The works operated from 1789 to 1902. At the time when it was built, Blaenavon Ironworks was at the cutting edge of Iron production technology, it was steam powered, and with 3 blast furnaces it was one of the biggest ironworks in the world. The Ironworks were at the heart
of the industrial landscape; if it wasn’t for the Ironworks, none of quarries, mines, spoilheaps, tramroads, railways, canals, workers houses or civic buildings would exist. The Ironworks developed and grew over time and a visitor to the site today can see the remains of six blast furnaces, the casting house and the water balance tower, a hydraulic lift. The refurbished workers’ cottages and the reconstructed company shop also provide visitors with a vivid window on the past onto what life was like for the people who lived and worked here. Blaenavon Ironworks is the best preserved blast furnace complex of its period and type in the world and is well worth a visit. The site is managed by Cadw, admission is free and the site is brought to life through careful interpretation and exhibitions.
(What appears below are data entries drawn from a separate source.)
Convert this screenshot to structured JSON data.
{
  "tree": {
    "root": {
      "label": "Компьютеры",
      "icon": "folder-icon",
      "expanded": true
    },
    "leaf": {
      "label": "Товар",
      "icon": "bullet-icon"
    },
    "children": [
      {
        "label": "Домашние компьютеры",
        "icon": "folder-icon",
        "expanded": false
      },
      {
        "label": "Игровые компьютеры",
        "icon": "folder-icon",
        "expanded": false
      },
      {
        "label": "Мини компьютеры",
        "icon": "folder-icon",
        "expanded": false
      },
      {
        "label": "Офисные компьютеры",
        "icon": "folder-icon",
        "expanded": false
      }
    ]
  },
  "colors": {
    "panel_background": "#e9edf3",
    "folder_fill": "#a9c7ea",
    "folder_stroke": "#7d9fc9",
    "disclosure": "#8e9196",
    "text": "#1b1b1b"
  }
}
Standing at the heart of Blaenavon Industrial Landscape is Big Pit, a coal mine sunk by the Blaenavon Company c.1860 in order to provide coal for the Ironworks, for burning lime, for powering steam engines and for heating workers’ homes. The mine operated until 1980 and the mine buildings at Big Pit, including engine houses, stable blocks, workshops and the pithead baths, are a time capsule showing the development of the mine from the 1860s to the 1970s. Today the site is home to the award winning National Coal Mining Museum of Wales. The mine buildings have been conserved and transformed so that the life of the pit and the stories of the people that worked there are brought to life for visitors. The winding engine and cages are still operational and visitors are taken on an underground tour, down the 90 deep mineshaft, by a collier that formally worked in the mine, to learn first-hand what it was like for the men and boys who worked at the coalface, bringing the story of coal mining on the South Wales Coalfield vividly to life.